▶ [Assignment]
Leaving out all images, return the entries below exactly.

(App and web page records)
************

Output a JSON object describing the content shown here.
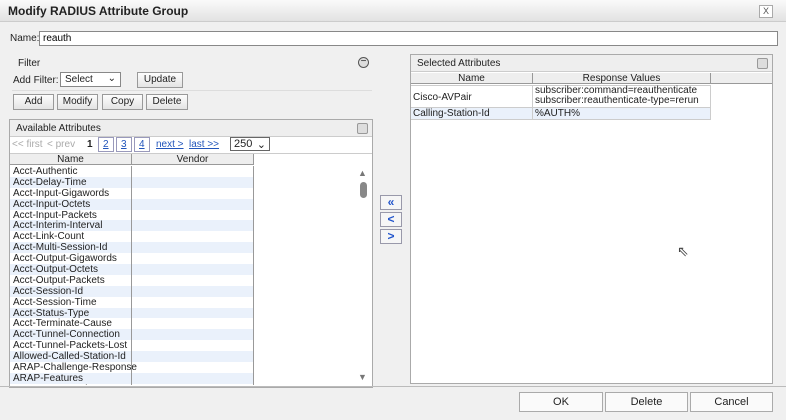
{
  "dialog": {
    "title": "Modify RADIUS Attribute Group",
    "close": "X"
  },
  "name": {
    "label": "Name:",
    "value": "reauth"
  },
  "filter": {
    "title": "Filter",
    "add_filter_label": "Add Filter:",
    "select_value": "Select",
    "update": "Update"
  },
  "actions": {
    "add": "Add",
    "modify": "Modify",
    "copy": "Copy",
    "delete": "Delete"
  },
  "available": {
    "title": "Available Attributes",
    "pager": {
      "first": "<< first",
      "prev": "< prev",
      "current": "1",
      "pages": [
        "2",
        "3",
        "4"
      ],
      "next": "next >",
      "last": "last >>",
      "page_size": "250"
    },
    "columns": [
      "Name",
      "Vendor"
    ],
    "rows": [
      "Acct-Authentic",
      "Acct-Delay-Time",
      "Acct-Input-Gigawords",
      "Acct-Input-Octets",
      "Acct-Input-Packets",
      "Acct-Interim-Interval",
      "Acct-Link-Count",
      "Acct-Multi-Session-Id",
      "Acct-Output-Gigawords",
      "Acct-Output-Octets",
      "Acct-Output-Packets",
      "Acct-Session-Id",
      "Acct-Session-Time",
      "Acct-Status-Type",
      "Acct-Terminate-Cause",
      "Acct-Tunnel-Connection",
      "Acct-Tunnel-Packets-Lost",
      "Allowed-Called-Station-Id",
      "ARAP-Challenge-Response",
      "ARAP-Features",
      "ARAP-Password"
    ]
  },
  "transfer": {
    "add_all": "«",
    "remove": "<",
    "add": ">"
  },
  "selected": {
    "title": "Selected Attributes",
    "columns": [
      "Name",
      "Response Values"
    ],
    "rows": [
      {
        "name": "Cisco-AVPair",
        "values": [
          "subscriber:command=reauthenticate",
          "subscriber:reauthenticate-type=rerun"
        ]
      },
      {
        "name": "Calling-Station-Id",
        "values": [
          "%AUTH%"
        ]
      }
    ]
  },
  "footer": {
    "ok": "OK",
    "delete": "Delete",
    "cancel": "Cancel"
  }
}
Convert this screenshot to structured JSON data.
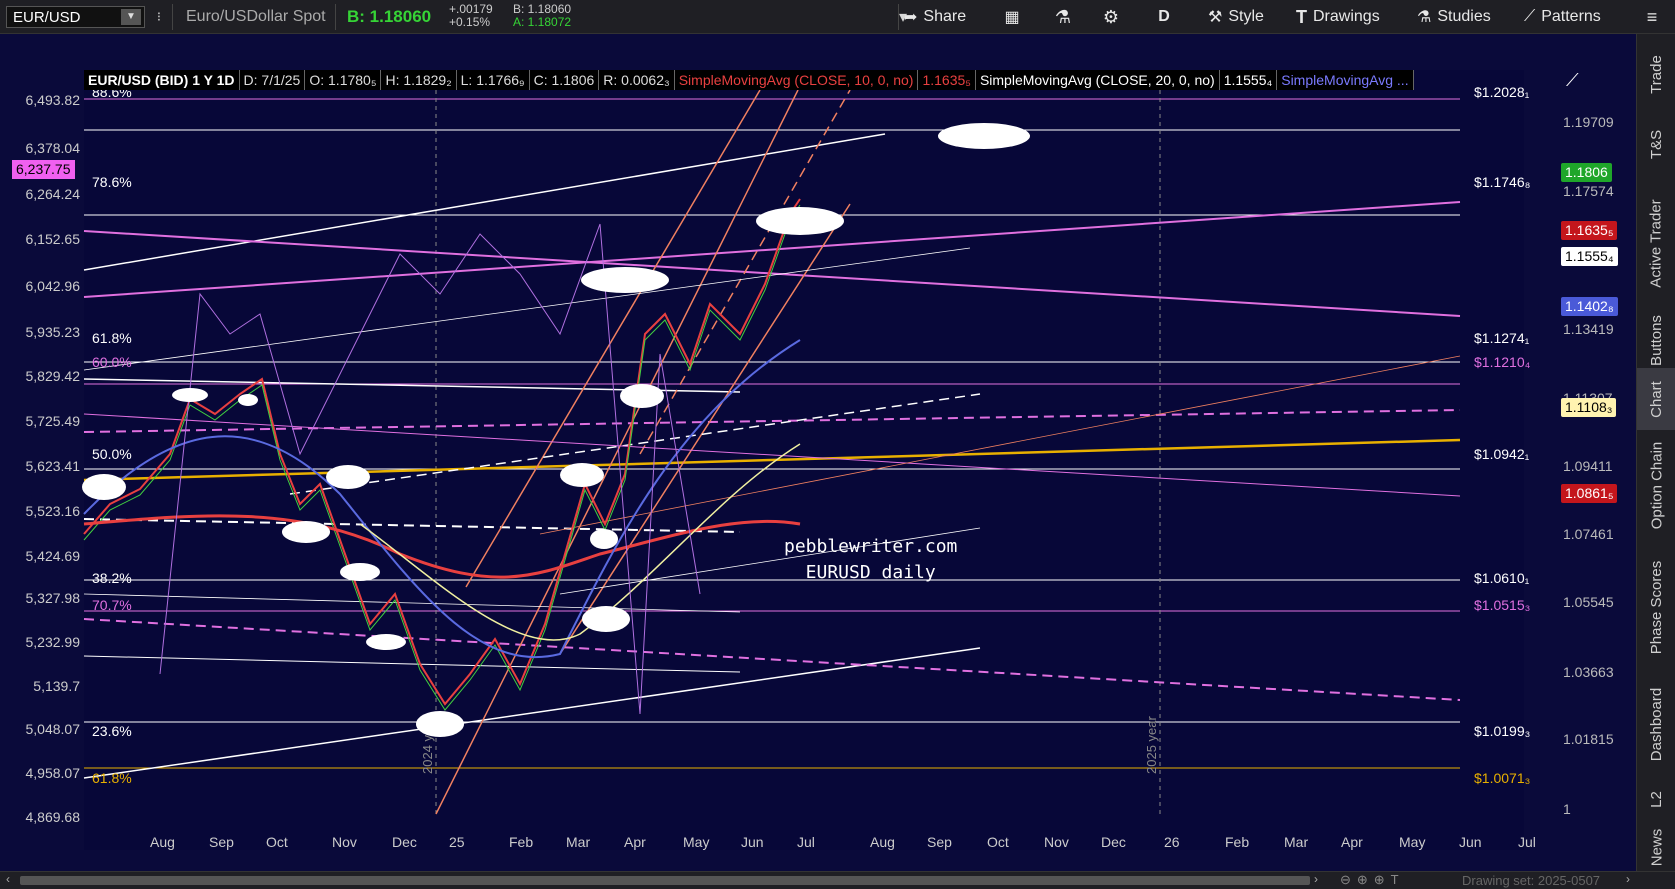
{
  "toolbar": {
    "symbol": "EUR/USD",
    "description": "Euro/USDollar Spot",
    "bid": "B: 1.18060",
    "change": "+.00179",
    "change_pct": "+0.15%",
    "quote_b": "B: 1.18060",
    "quote_a": "A: 1.18072",
    "share": "Share",
    "period": "D",
    "style": "Style",
    "drawings": "Drawings",
    "studies": "Studies",
    "patterns": "Patterns"
  },
  "legend": {
    "name": "EUR/USD (BID) 1 Y 1D",
    "date": "D: 7/1/25",
    "open": "O: 1.1780₅",
    "high": "H: 1.1829₂",
    "low": "L: 1.1766₉",
    "close": "C: 1.1806",
    "range": "R: 0.0062₃",
    "sma10": "SimpleMovingAvg (CLOSE, 10, 0, no)",
    "sma10_val": "1.1635₅",
    "sma20": "SimpleMovingAvg (CLOSE, 20, 0, no)",
    "sma20_val": "1.1555₄",
    "sma_more": "SimpleMovingAvg ..."
  },
  "left_axis": [
    "6,493.82",
    "6,378.04",
    "6,264.24",
    "6,152.65",
    "6,042.96",
    "5,935.23",
    "5,829.42",
    "5,725.49",
    "5,623.41",
    "5,523.16",
    "5,424.69",
    "5,327.98",
    "5,232.99",
    "5,139.7",
    "5,048.07",
    "4,958.07",
    "4,869.68"
  ],
  "left_badge": "6,237.75",
  "right_axis": [
    "1.19709",
    "1.17574",
    "1.13419",
    "1.11307",
    "1.09411",
    "1.07461",
    "1.05545",
    "1.03663",
    "1.01815",
    "1"
  ],
  "right_badges": [
    {
      "text": "1.1806",
      "bg": "#1fa62a",
      "fg": "#ffffff"
    },
    {
      "text": "1.1635₅",
      "bg": "#c4161c",
      "fg": "#ffffff"
    },
    {
      "text": "1.1555₄",
      "bg": "#ffffff",
      "fg": "#000000"
    },
    {
      "text": "1.1402₈",
      "bg": "#4a5ad8",
      "fg": "#ffffff"
    },
    {
      "text": "1.1108₃",
      "bg": "#fff3b0",
      "fg": "#000000"
    },
    {
      "text": "1.0861₅",
      "bg": "#c4161c",
      "fg": "#ffffff"
    }
  ],
  "fib_levels": [
    {
      "pct": "88.6%",
      "price": "$1.2028₁",
      "color": "#ffffff"
    },
    {
      "pct": "78.6%",
      "price": "$1.1746₈",
      "color": "#ffffff"
    },
    {
      "pct": "61.8%",
      "price": "$1.1274₁",
      "color": "#ffffff"
    },
    {
      "pct": "60.0%",
      "price": "$1.1210₄",
      "color": "#e070e0"
    },
    {
      "pct": "50.0%",
      "price": "$1.0942₁",
      "color": "#ffffff"
    },
    {
      "pct": "38.2%",
      "price": "$1.0610₁",
      "color": "#ffffff"
    },
    {
      "pct": "70.7%",
      "price": "$1.0515₃",
      "color": "#e070e0"
    },
    {
      "pct": "23.6%",
      "price": "$1.0199₃",
      "color": "#ffffff"
    },
    {
      "pct": "61.8%",
      "price": "$1.0071₃",
      "color": "#e8b000"
    }
  ],
  "x_axis": [
    "Aug",
    "Sep",
    "Oct",
    "Nov",
    "Dec",
    "25",
    "Feb",
    "Mar",
    "Apr",
    "May",
    "Jun",
    "Jul",
    "Aug",
    "Sep",
    "Oct",
    "Nov",
    "Dec",
    "26",
    "Feb",
    "Mar",
    "Apr",
    "May",
    "Jun",
    "Jul"
  ],
  "year_markers": [
    "2024 year",
    "2025 year"
  ],
  "watermark": [
    "pebblewriter.com",
    "EURUSD daily"
  ],
  "sidebar_tabs": [
    "Trade",
    "T&S",
    "Active Trader",
    "Buttons",
    "Chart",
    "Option Chain",
    "Phase Scores",
    "Dashboard",
    "L2",
    "News"
  ],
  "active_tab": "Chart",
  "bottom": {
    "drawing_set": "Drawing set: 2025-0507"
  },
  "colors": {
    "bg": "#070738",
    "white_line": "#ffffff",
    "magenta": "#e070e0",
    "orange": "#f08060",
    "gold": "#e8b000",
    "blue": "#5a6ae0",
    "red": "#e04040",
    "yellow": "#f0f0a0"
  }
}
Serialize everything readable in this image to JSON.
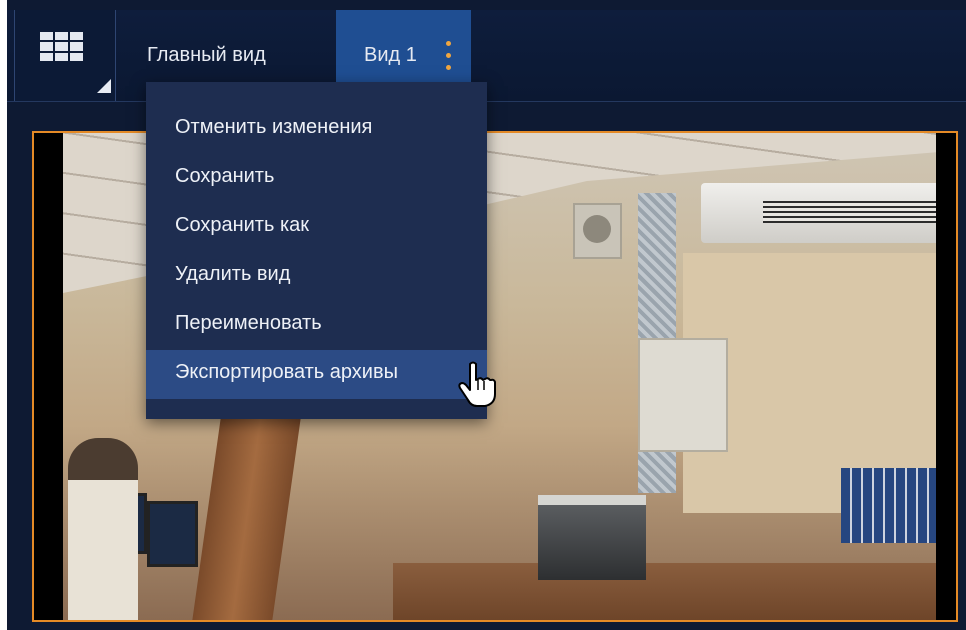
{
  "toolbar": {
    "layout_button_icon": "grid-layout-icon",
    "tabs": [
      {
        "label": "Главный вид",
        "active": false
      },
      {
        "label": "Вид 1",
        "active": true,
        "menu_icon": "vertical-dots-icon"
      }
    ]
  },
  "view_menu": {
    "items": [
      {
        "label": "Отменить изменения"
      },
      {
        "label": "Сохранить"
      },
      {
        "label": "Сохранить как"
      },
      {
        "label": "Удалить вид"
      },
      {
        "label": "Переименовать"
      },
      {
        "label": "Экспортировать архивы",
        "hovered": true
      }
    ]
  },
  "video_tile": {
    "selected": true,
    "border_color": "#e48a26"
  },
  "colors": {
    "background": "#0e1a33",
    "active_tab": "#1f4e92",
    "menu_background": "#1e2d50",
    "menu_hover": "#2c4b85",
    "accent": "#f0a640"
  },
  "cursor": "hand-pointer-icon"
}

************

▶ [Result for this exercise]
Output a JSON object describing the content shown here.
{
  "dialog": {
    "title": "Modify RADIUS Attribute Group",
    "close": "X"
  },
  "name": {
    "label": "Name:",
    "value": "reauth"
  },
  "filter": {
    "title": "Filter",
    "add_filter_label": "Add Filter:",
    "select_value": "Select",
    "update": "Update"
  },
  "actions": {
    "add": "Add",
    "modify": "Modify",
    "copy": "Copy",
    "delete": "Delete"
  },
  "available": {
    "title": "Available Attributes",
    "pager": {
      "first": "<< first",
      "prev": "< prev",
      "current": "1",
      "pages": [
        "2",
        "3",
        "4"
      ],
      "next": "next >",
      "last": "last >>",
      "page_size": "250"
    },
    "columns": [
      "Name",
      "Vendor"
    ],
    "rows": [
      "Acct-Authentic",
      "Acct-Delay-Time",
      "Acct-Input-Gigawords",
      "Acct-Input-Octets",
      "Acct-Input-Packets",
      "Acct-Interim-Interval",
      "Acct-Link-Count",
      "Acct-Multi-Session-Id",
      "Acct-Output-Gigawords",
      "Acct-Output-Octets",
      "Acct-Output-Packets",
      "Acct-Session-Id",
      "Acct-Session-Time",
      "Acct-Status-Type",
      "Acct-Terminate-Cause",
      "Acct-Tunnel-Connection",
      "Acct-Tunnel-Packets-Lost",
      "Allowed-Called-Station-Id",
      "ARAP-Challenge-Response",
      "ARAP-Features",
      "ARAP-Password"
    ]
  },
  "transfer": {
    "add_all": "«",
    "remove": "<",
    "add": ">"
  },
  "selected": {
    "title": "Selected Attributes",
    "columns": [
      "Name",
      "Response Values"
    ],
    "rows": [
      {
        "name": "Cisco-AVPair",
        "values": [
          "subscriber:command=reauthenticate",
          "subscriber:reauthenticate-type=rerun"
        ]
      },
      {
        "name": "Calling-Station-Id",
        "values": [
          "%AUTH%"
        ]
      }
    ]
  },
  "footer": {
    "ok": "OK",
    "delete": "Delete",
    "cancel": "Cancel"
  }
}
Convert this screenshot to structured JSON data.
{
  "toolbar": {
    "symbol": "EUR/USD",
    "description": "Euro/USDollar Spot",
    "bid": "B: 1.18060",
    "change": "+.00179",
    "change_pct": "+0.15%",
    "quote_b": "B: 1.18060",
    "quote_a": "A: 1.18072",
    "share": "Share",
    "period": "D",
    "style": "Style",
    "drawings": "Drawings",
    "studies": "Studies",
    "patterns": "Patterns"
  },
  "legend": {
    "name": "EUR/USD (BID) 1 Y 1D",
    "date": "D: 7/1/25",
    "open": "O: 1.1780₅",
    "high": "H: 1.1829₂",
    "low": "L: 1.1766₉",
    "close": "C: 1.1806",
    "range": "R: 0.0062₃",
    "sma10": "SimpleMovingAvg (CLOSE, 10, 0, no)",
    "sma10_val": "1.1635₅",
    "sma20": "SimpleMovingAvg (CLOSE, 20, 0, no)",
    "sma20_val": "1.1555₄",
    "sma_more": "SimpleMovingAvg ..."
  },
  "left_axis": [
    "6,493.82",
    "6,378.04",
    "6,264.24",
    "6,152.65",
    "6,042.96",
    "5,935.23",
    "5,829.42",
    "5,725.49",
    "5,623.41",
    "5,523.16",
    "5,424.69",
    "5,327.98",
    "5,232.99",
    "5,139.7",
    "5,048.07",
    "4,958.07",
    "4,869.68"
  ],
  "left_badge": "6,237.75",
  "right_axis": [
    "1.19709",
    "1.17574",
    "1.13419",
    "1.11307",
    "1.09411",
    "1.07461",
    "1.05545",
    "1.03663",
    "1.01815",
    "1"
  ],
  "right_badges": [
    {
      "text": "1.1806",
      "bg": "#1fa62a",
      "fg": "#ffffff"
    },
    {
      "text": "1.1635₅",
      "bg": "#c4161c",
      "fg": "#ffffff"
    },
    {
      "text": "1.1555₄",
      "bg": "#ffffff",
      "fg": "#000000"
    },
    {
      "text": "1.1402₈",
      "bg": "#4a5ad8",
      "fg": "#ffffff"
    },
    {
      "text": "1.1108₃",
      "bg": "#fff3b0",
      "fg": "#000000"
    },
    {
      "text": "1.0861₅",
      "bg": "#c4161c",
      "fg": "#ffffff"
    }
  ],
  "fib_levels": [
    {
      "pct": "88.6%",
      "price": "$1.2028₁",
      "color": "#ffffff"
    },
    {
      "pct": "78.6%",
      "price": "$1.1746₈",
      "color": "#ffffff"
    },
    {
      "pct": "61.8%",
      "price": "$1.1274₁",
      "color": "#ffffff"
    },
    {
      "pct": "60.0%",
      "price": "$1.1210₄",
      "color": "#e070e0"
    },
    {
      "pct": "50.0%",
      "price": "$1.0942₁",
      "color": "#ffffff"
    },
    {
      "pct": "38.2%",
      "price": "$1.0610₁",
      "color": "#ffffff"
    },
    {
      "pct": "70.7%",
      "price": "$1.0515₃",
      "color": "#e070e0"
    },
    {
      "pct": "23.6%",
      "price": "$1.0199₃",
      "color": "#ffffff"
    },
    {
      "pct": "61.8%",
      "price": "$1.0071₃",
      "color": "#e8b000"
    }
  ],
  "x_axis": [
    "Aug",
    "Sep",
    "Oct",
    "Nov",
    "Dec",
    "25",
    "Feb",
    "Mar",
    "Apr",
    "May",
    "Jun",
    "Jul",
    "Aug",
    "Sep",
    "Oct",
    "Nov",
    "Dec",
    "26",
    "Feb",
    "Mar",
    "Apr",
    "May",
    "Jun",
    "Jul"
  ],
  "year_markers": [
    "2024 year",
    "2025 year"
  ],
  "watermark": [
    "pebblewriter.com",
    "EURUSD daily"
  ],
  "sidebar_tabs": [
    "Trade",
    "T&S",
    "Active Trader",
    "Buttons",
    "Chart",
    "Option Chain",
    "Phase Scores",
    "Dashboard",
    "L2",
    "News"
  ],
  "active_tab": "Chart",
  "bottom": {
    "drawing_set": "Drawing set: 2025-0507"
  },
  "colors": {
    "bg": "#070738",
    "white_line": "#ffffff",
    "magenta": "#e070e0",
    "orange": "#f08060",
    "gold": "#e8b000",
    "blue": "#5a6ae0",
    "red": "#e04040",
    "yellow": "#f0f0a0"
  }
}
Serialize everything readable in this image to JSON.
{
  "toolbar": {
    "layout_button_icon": "grid-layout-icon",
    "tabs": [
      {
        "label": "Главный вид",
        "active": false
      },
      {
        "label": "Вид 1",
        "active": true,
        "menu_icon": "vertical-dots-icon"
      }
    ]
  },
  "view_menu": {
    "items": [
      {
        "label": "Отменить изменения"
      },
      {
        "label": "Сохранить"
      },
      {
        "label": "Сохранить как"
      },
      {
        "label": "Удалить вид"
      },
      {
        "label": "Переименовать"
      },
      {
        "label": "Экспортировать архивы",
        "hovered": true
      }
    ]
  },
  "video_tile": {
    "selected": true,
    "border_color": "#e48a26"
  },
  "colors": {
    "background": "#0e1a33",
    "active_tab": "#1f4e92",
    "menu_background": "#1e2d50",
    "menu_hover": "#2c4b85",
    "accent": "#f0a640"
  },
  "cursor": "hand-pointer-icon"
}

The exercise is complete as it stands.